# Divisibility of central binomial coefficients

 Importance: Medium ✭✭
 Author(s): Graham, Ronald L.
 Subject: Number Theory » Combinatorial Number Theory
 Keywords:
 Prize: $1,000 each  Posted by: maxal on: August 5th, 2007 \begin{problem}[1] Prove that there exist infinitely many positive integers$n$such that $$\gcd({2n\choose n}, 3\cdot 5\cdot 7) = 1.$$ \end{problem} \begin{problem}[2] Prove that there exists only a finite number of positive integers$n$such that $$\gcd({2n\choose n}, 3\cdot 5\cdot 7\cdot 11) = 1.$$ \end{problem} % You may use many features of TeX, such as % arbitrary math (between$...$and $$...$$) % \begin{theorem}...\end{theorem} environment, also works for question, problem, conjecture, ... % % Our special features: % Links to wikipedia: \Def {mathematics} or \Def[coloring]{Graph_coloring} % General web links: \href [The On-Line Encyclopedia of Integer Sequences]{http://www.research.att.com/~njas/sequences/} The binomial coefficient${2n\choose n}$is not divisible by prime$p$iff all the base-$p$digits of$n$are smaller than$\frac{p}{2}.$It has been conjectured that 1, 2, 10, 3159, and 3160 are the only positive numbers for which$\gcd({2n\choose n}, 3\cdot 5\cdot 7\cdot 11) = 1$holds. ## Bibliography % Example: %*[B] Claude Berge, Farbung von Graphen, deren samtliche bzw. deren ungerade Kreise starr sind, Wiss. Z. Martin-Luther-Univ. Halle-Wittenberg Math.-Natur. Reihe 10 (1961), 114. % %[CRS] Maria Chudnovsky, Neil Robertson, Paul Seymour, Robin Thomas: \arxiv[The strong perfect graph theorem]{math.CO/0212070}, % Ann. of Math. (2) 164 (2006), no. 1, 51--229. \MRhref{MR2233847} % % (Put an empty line between individual entries) \href[P. Erdos, R.L. Graham, I.Z. Ruzsa and E.G. Straus "On the Prime Factor of$2n \choose n$." Math.

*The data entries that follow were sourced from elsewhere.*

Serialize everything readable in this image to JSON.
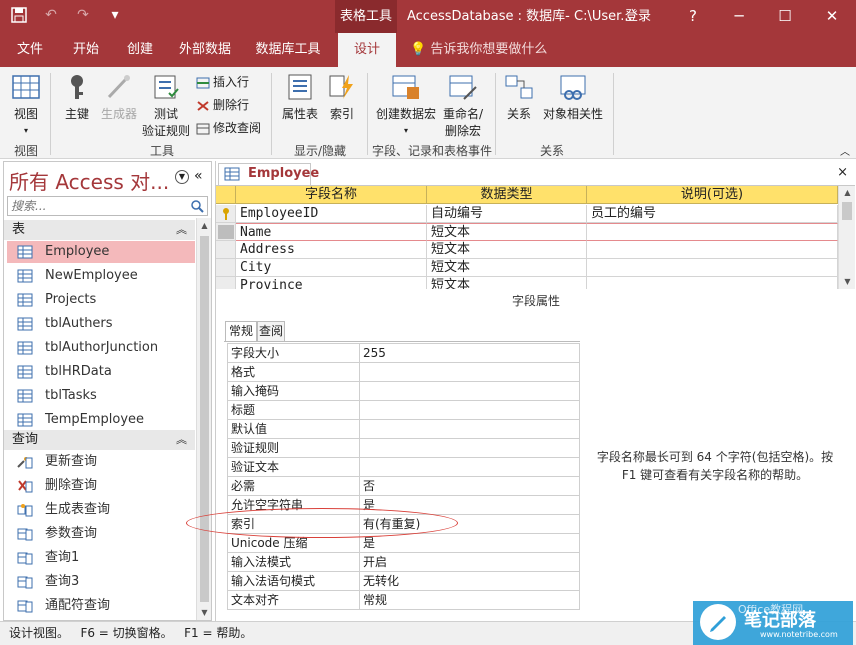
{
  "titlebar": {
    "context_tab": "表格工具",
    "app_title": "AccessDatabase : 数据库- C:\\User...",
    "login": "登录",
    "help": "?",
    "minimize": "─",
    "maximize": "☐",
    "close": "✕"
  },
  "tabs": {
    "file": "文件",
    "home": "开始",
    "create": "创建",
    "external": "外部数据",
    "dbtools": "数据库工具",
    "design": "设计",
    "tell_me": "告诉我你想要做什么"
  },
  "ribbon": {
    "view": "视图",
    "primary_key": "主键",
    "builder": "生成器",
    "test_rules_1": "测试",
    "test_rules_2": "验证规则",
    "insert_rows": "插入行",
    "delete_rows": "删除行",
    "modify_lookups": "修改查阅",
    "property_sheet": "属性表",
    "indexes": "索引",
    "create_macros": "创建数据宏",
    "rename_macro_1": "重命名/",
    "rename_macro_2": "删除宏",
    "relationships": "关系",
    "object_deps": "对象相关性",
    "group_views": "视图",
    "group_tools": "工具",
    "group_showhide": "显示/隐藏",
    "group_events": "字段、记录和表格事件",
    "group_relationships": "关系"
  },
  "nav": {
    "title": "所有 Access 对...",
    "search_placeholder": "搜索...",
    "section_tables": "表",
    "section_queries": "查询",
    "tables": [
      {
        "label": "Employee"
      },
      {
        "label": "NewEmployee"
      },
      {
        "label": "Projects"
      },
      {
        "label": "tblAuthers"
      },
      {
        "label": "tblAuthorJunction"
      },
      {
        "label": "tblHRData"
      },
      {
        "label": "tblTasks"
      },
      {
        "label": "TempEmployee"
      }
    ],
    "queries": [
      {
        "label": "更新查询",
        "icon": "update-query-icon"
      },
      {
        "label": "删除查询",
        "icon": "delete-query-icon"
      },
      {
        "label": "生成表查询",
        "icon": "make-table-query-icon"
      },
      {
        "label": "参数查询",
        "icon": "select-query-icon"
      },
      {
        "label": "查询1",
        "icon": "select-query-icon"
      },
      {
        "label": "查询3",
        "icon": "select-query-icon"
      },
      {
        "label": "通配符查询",
        "icon": "select-query-icon"
      }
    ]
  },
  "doc": {
    "tab_label": "Employee",
    "close": "×",
    "columns": [
      "字段名称",
      "数据类型",
      "说明(可选)"
    ],
    "rows": [
      {
        "name": "EmployeeID",
        "type": "自动编号",
        "desc": "员工的编号"
      },
      {
        "name": "Name",
        "type": "短文本",
        "desc": ""
      },
      {
        "name": "Address",
        "type": "短文本",
        "desc": ""
      },
      {
        "name": "City",
        "type": "短文本",
        "desc": ""
      },
      {
        "name": "Province",
        "type": "短文本",
        "desc": ""
      }
    ],
    "props_title": "字段属性",
    "prop_tabs": [
      "常规",
      "查阅"
    ],
    "properties": [
      {
        "name": "字段大小",
        "value": "255"
      },
      {
        "name": "格式",
        "value": ""
      },
      {
        "name": "输入掩码",
        "value": ""
      },
      {
        "name": "标题",
        "value": ""
      },
      {
        "name": "默认值",
        "value": ""
      },
      {
        "name": "验证规则",
        "value": ""
      },
      {
        "name": "验证文本",
        "value": ""
      },
      {
        "name": "必需",
        "value": "否"
      },
      {
        "name": "允许空字符串",
        "value": "是"
      },
      {
        "name": "索引",
        "value": "有(有重复)"
      },
      {
        "name": "Unicode 压缩",
        "value": "是"
      },
      {
        "name": "输入法模式",
        "value": "开启"
      },
      {
        "name": "输入法语句模式",
        "value": "无转化"
      },
      {
        "name": "文本对齐",
        "value": "常规"
      }
    ],
    "help_text": "字段名称最长可到 64 个字符(包括空格)。按 F1 键可查看有关字段名称的帮助。"
  },
  "status": {
    "text": "设计视图。   F6 = 切换窗格。   F1 = 帮助。"
  },
  "watermark": {
    "cn": "笔记部落",
    "office": "Office教程网",
    "url": "www.notetribe.com"
  },
  "colors": {
    "accent": "#a4373a",
    "header_yellow": "#ffe16b",
    "selected_nav": "#f4b9bb"
  }
}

Comp. 29 (1975), 83-92.]{http://www.math.ucsd.edu/~sbutler/ron/75_03_prime_factors.pdf} \href[Sequence A030979: Numbers n such that C(2n,n) is not divisible by 3, 5 or 7.]{https://oeis.org/A030979} \href[Andrew Granville. "The Arithmetic Properties of Binomial Coefficients."]{http://www.cecm.sfu.ca/organics/papers/granville/index.html} * indicates original appearance(s) of problem. ### It seems Problem (1) was It seems Problem (1) was solved last year, see http://arxiv.org/abs/1010.3070 How about Problem 2? ### 2, 10, and 3159 are not valid for problem (2) In the initial comment five values are stated to be not divisible by 3, 5, 7, and 11. That is true for 1 and 3160 but not for 2, 10, and 3159: The last base-3-digit of 2 is 2. The last base-11-digit of 10 is 10. The last base-5-digit 3159 is 4. Or check these facts:${{2 \times 2} \choose 2} = 6 = 3 \times 2{{2 \times 10} \choose 10} = 184756 = 11 \times 16796\$

2 and 3159 are not in the sequence A030979 (mentioned in the bibliography).

### Reference for problem (2)

It appears that the right reference for question 2 should be \href[A151750]{http://oeis.org/A151750} instead.

### Problem 1 solved?

Looks like Problem 1 was solved by http://arxiv.org/PS_cache/arxiv/pdf/1010/1010.3070v1.pdf

### Does not look like it.

Does not look like it.